- **Required work**
Would you print the full listing word for word?

- **Data supplied**
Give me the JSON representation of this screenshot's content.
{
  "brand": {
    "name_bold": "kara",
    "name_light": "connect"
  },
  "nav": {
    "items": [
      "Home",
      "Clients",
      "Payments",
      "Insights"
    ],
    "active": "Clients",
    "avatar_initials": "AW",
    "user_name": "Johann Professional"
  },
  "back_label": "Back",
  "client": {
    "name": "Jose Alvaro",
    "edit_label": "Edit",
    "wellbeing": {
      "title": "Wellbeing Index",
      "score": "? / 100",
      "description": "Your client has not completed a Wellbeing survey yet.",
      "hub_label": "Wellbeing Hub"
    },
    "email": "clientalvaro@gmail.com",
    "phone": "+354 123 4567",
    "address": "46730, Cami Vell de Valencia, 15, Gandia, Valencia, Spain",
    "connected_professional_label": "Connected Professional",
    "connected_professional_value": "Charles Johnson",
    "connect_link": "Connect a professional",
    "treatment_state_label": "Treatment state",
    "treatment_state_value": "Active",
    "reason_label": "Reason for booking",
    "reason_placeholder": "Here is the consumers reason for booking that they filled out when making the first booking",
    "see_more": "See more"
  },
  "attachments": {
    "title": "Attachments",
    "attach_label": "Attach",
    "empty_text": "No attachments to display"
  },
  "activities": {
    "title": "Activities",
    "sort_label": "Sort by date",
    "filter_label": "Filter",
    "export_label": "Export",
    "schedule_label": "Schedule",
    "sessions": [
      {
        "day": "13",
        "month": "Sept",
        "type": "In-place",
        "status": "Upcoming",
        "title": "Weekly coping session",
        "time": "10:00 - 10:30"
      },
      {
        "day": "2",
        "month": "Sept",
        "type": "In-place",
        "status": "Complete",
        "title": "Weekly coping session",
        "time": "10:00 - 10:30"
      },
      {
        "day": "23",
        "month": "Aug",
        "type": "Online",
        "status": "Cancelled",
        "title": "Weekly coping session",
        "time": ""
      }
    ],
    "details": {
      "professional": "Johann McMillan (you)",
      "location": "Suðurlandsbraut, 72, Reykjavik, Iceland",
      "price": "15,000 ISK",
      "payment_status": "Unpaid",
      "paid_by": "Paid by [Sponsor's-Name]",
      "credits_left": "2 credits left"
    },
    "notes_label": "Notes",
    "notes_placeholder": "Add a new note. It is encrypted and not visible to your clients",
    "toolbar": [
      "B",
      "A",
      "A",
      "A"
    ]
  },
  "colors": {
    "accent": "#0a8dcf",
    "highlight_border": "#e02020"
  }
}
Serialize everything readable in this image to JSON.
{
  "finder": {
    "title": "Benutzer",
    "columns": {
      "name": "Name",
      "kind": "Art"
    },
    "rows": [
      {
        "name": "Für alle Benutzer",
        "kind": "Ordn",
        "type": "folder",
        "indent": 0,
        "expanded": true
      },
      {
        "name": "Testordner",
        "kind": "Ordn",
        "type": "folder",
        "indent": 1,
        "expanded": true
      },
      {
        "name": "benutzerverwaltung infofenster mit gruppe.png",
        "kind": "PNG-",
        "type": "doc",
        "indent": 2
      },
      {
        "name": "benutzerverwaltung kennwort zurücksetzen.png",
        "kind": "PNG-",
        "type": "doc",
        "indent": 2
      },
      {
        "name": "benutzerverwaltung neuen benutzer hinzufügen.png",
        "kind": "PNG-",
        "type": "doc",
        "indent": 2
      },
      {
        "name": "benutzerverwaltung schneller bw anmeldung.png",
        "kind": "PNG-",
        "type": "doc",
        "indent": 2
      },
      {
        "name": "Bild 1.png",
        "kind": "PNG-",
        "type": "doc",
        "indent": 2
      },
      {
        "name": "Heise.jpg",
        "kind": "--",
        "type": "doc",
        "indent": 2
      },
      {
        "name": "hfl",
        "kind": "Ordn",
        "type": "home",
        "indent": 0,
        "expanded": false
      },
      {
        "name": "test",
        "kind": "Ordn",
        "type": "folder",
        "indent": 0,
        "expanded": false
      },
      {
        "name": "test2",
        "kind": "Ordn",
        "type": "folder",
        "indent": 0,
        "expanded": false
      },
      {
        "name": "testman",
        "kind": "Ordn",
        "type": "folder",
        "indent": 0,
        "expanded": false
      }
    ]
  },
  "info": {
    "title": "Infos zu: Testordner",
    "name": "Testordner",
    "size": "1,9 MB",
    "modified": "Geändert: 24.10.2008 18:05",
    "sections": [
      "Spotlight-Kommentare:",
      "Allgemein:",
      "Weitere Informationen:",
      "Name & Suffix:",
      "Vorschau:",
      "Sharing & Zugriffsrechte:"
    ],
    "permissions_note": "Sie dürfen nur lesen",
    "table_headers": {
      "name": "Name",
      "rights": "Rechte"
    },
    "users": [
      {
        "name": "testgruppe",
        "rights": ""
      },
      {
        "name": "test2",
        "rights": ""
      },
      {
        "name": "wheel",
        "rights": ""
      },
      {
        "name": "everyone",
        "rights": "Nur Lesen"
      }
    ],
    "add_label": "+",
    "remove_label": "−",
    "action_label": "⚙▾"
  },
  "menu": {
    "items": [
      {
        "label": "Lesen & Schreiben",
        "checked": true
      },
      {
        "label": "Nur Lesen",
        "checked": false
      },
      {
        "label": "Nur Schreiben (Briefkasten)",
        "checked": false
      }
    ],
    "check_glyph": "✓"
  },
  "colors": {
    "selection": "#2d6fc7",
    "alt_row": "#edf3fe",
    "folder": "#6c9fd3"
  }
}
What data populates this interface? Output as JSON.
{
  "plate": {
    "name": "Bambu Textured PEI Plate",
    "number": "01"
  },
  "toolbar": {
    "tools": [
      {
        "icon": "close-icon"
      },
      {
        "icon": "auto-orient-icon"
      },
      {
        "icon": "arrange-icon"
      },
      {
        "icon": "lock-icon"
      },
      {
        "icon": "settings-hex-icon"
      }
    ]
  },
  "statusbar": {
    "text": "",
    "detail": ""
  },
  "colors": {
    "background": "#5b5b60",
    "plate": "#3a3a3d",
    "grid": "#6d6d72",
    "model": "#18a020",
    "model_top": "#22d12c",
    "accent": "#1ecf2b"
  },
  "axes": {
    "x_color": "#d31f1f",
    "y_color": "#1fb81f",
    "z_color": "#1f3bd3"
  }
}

- **The answer**
Give me the JSON representation of this screenshot's content.
{
  "brand": {
    "name_bold": "kara",
    "name_light": "connect"
  },
  "nav": {
    "items": [
      "Home",
      "Clients",
      "Payments",
      "Insights"
    ],
    "active": "Clients",
    "avatar_initials": "AW",
    "user_name": "Johann Professional"
  },
  "back_label": "Back",
  "client": {
    "name": "Jose Alvaro",
    "edit_label": "Edit",
    "wellbeing": {
      "title": "Wellbeing Index",
      "score": "? / 100",
      "description": "Your client has not completed a Wellbeing survey yet.",
      "hub_label": "Wellbeing Hub"
    },
    "email": "clientalvaro@gmail.com",
    "phone": "+354 123 4567",
    "address": "46730, Cami Vell de Valencia, 15, Gandia, Valencia, Spain",
    "connected_professional_label": "Connected Professional",
    "connected_professional_value": "Charles Johnson",
    "connect_link": "Connect a professional",
    "treatment_state_label": "Treatment state",
    "treatment_state_value": "Active",
    "reason_label": "Reason for booking",
    "reason_placeholder": "Here is the consumers reason for booking that they filled out when making the first booking",
    "see_more": "See more"
  },
  "attachments": {
    "title": "Attachments",
    "attach_label": "Attach",
    "empty_text": "No attachments to display"
  },
  "activities": {
    "title": "Activities",
    "sort_label": "Sort by date",
    "filter_label": "Filter",
    "export_label": "Export",
    "schedule_label": "Schedule",
    "sessions": [
      {
        "day": "13",
        "month": "Sept",
        "type": "In-place",
        "status": "Upcoming",
        "title": "Weekly coping session",
        "time": "10:00 - 10:30"
      },
      {
        "day": "2",
        "month": "Sept",
        "type": "In-place",
        "status": "Complete",
        "title": "Weekly coping session",
        "time": "10:00 - 10:30"
      },
      {
        "day": "23",
        "month": "Aug",
        "type": "Online",
        "status": "Cancelled",
        "title": "Weekly coping session",
        "time": ""
      }
    ],
    "details": {
      "professional": "Johann McMillan (you)",
      "location": "Suðurlandsbraut, 72, Reykjavik, Iceland",
      "price": "15,000 ISK",
      "payment_status": "Unpaid",
      "paid_by": "Paid by [Sponsor's-Name]",
      "credits_left": "2 credits left"
    },
    "notes_label": "Notes",
    "notes_placeholder": "Add a new note. It is encrypted and not visible to your clients",
    "toolbar": [
      "B",
      "A",
      "A",
      "A"
    ]
  },
  "colors": {
    "accent": "#0a8dcf",
    "highlight_border": "#e02020"
  }
}
Serialize everything readable in this image to JSON.
{
  "finder": {
    "title": "Benutzer",
    "columns": {
      "name": "Name",
      "kind": "Art"
    },
    "rows": [
      {
        "name": "Für alle Benutzer",
        "kind": "Ordn",
        "type": "folder",
        "indent": 0,
        "expanded": true
      },
      {
        "name": "Testordner",
        "kind": "Ordn",
        "type": "folder",
        "indent": 1,
        "expanded": true
      },
      {
        "name": "benutzerverwaltung infofenster mit gruppe.png",
        "kind": "PNG-",
        "type": "doc",
        "indent": 2
      },
      {
        "name": "benutzerverwaltung kennwort zurücksetzen.png",
        "kind": "PNG-",
        "type": "doc",
        "indent": 2
      },
      {
        "name": "benutzerverwaltung neuen benutzer hinzufügen.png",
        "kind": "PNG-",
        "type": "doc",
        "indent": 2
      },
      {
        "name": "benutzerverwaltung schneller bw anmeldung.png",
        "kind": "PNG-",
        "type": "doc",
        "indent": 2
      },
      {
        "name": "Bild 1.png",
        "kind": "PNG-",
        "type": "doc",
        "indent": 2
      },
      {
        "name": "Heise.jpg",
        "kind": "--",
        "type": "doc",
        "indent": 2
      },
      {
        "name": "hfl",
        "kind": "Ordn",
        "type": "home",
        "indent": 0,
        "expanded": false
      },
      {
        "name": "test",
        "kind": "Ordn",
        "type": "folder",
        "indent": 0,
        "expanded": false
      },
      {
        "name": "test2",
        "kind": "Ordn",
        "type": "folder",
        "indent": 0,
        "expanded": false
      },
      {
        "name": "testman",
        "kind": "Ordn",
        "type": "folder",
        "indent": 0,
        "expanded": false
      }
    ]
  },
  "info": {
    "title": "Infos zu: Testordner",
    "name": "Testordner",
    "size": "1,9 MB",
    "modified": "Geändert: 24.10.2008 18:05",
    "sections": [
      "Spotlight-Kommentare:",
      "Allgemein:",
      "Weitere Informationen:",
      "Name & Suffix:",
      "Vorschau:",
      "Sharing & Zugriffsrechte:"
    ],
    "permissions_note": "Sie dürfen nur lesen",
    "table_headers": {
      "name": "Name",
      "rights": "Rechte"
    },
    "users": [
      {
        "name": "testgruppe",
        "rights": ""
      },
      {
        "name": "test2",
        "rights": ""
      },
      {
        "name": "wheel",
        "rights": ""
      },
      {
        "name": "everyone",
        "rights": "Nur Lesen"
      }
    ],
    "add_label": "+",
    "remove_label": "−",
    "action_label": "⚙▾"
  },
  "menu": {
    "items": [
      {
        "label": "Lesen & Schreiben",
        "checked": true
      },
      {
        "label": "Nur Lesen",
        "checked": false
      },
      {
        "label": "Nur Schreiben (Briefkasten)",
        "checked": false
      }
    ],
    "check_glyph": "✓"
  },
  "colors": {
    "selection": "#2d6fc7",
    "alt_row": "#edf3fe",
    "folder": "#6c9fd3"
  }
}
What data populates this interface? Output as JSON.
{
  "plate": {
    "name": "Bambu Textured PEI Plate",
    "number": "01"
  },
  "toolbar": {
    "tools": [
      {
        "icon": "close-icon"
      },
      {
        "icon": "auto-orient-icon"
      },
      {
        "icon": "arrange-icon"
      },
      {
        "icon": "lock-icon"
      },
      {
        "icon": "settings-hex-icon"
      }
    ]
  },
  "statusbar": {
    "text": "",
    "detail": ""
  },
  "colors": {
    "background": "#5b5b60",
    "plate": "#3a3a3d",
    "grid": "#6d6d72",
    "model": "#18a020",
    "model_top": "#22d12c",
    "accent": "#1ecf2b"
  },
  "axes": {
    "x_color": "#d31f1f",
    "y_color": "#1fb81f",
    "z_color": "#1f3bd3"
  }
}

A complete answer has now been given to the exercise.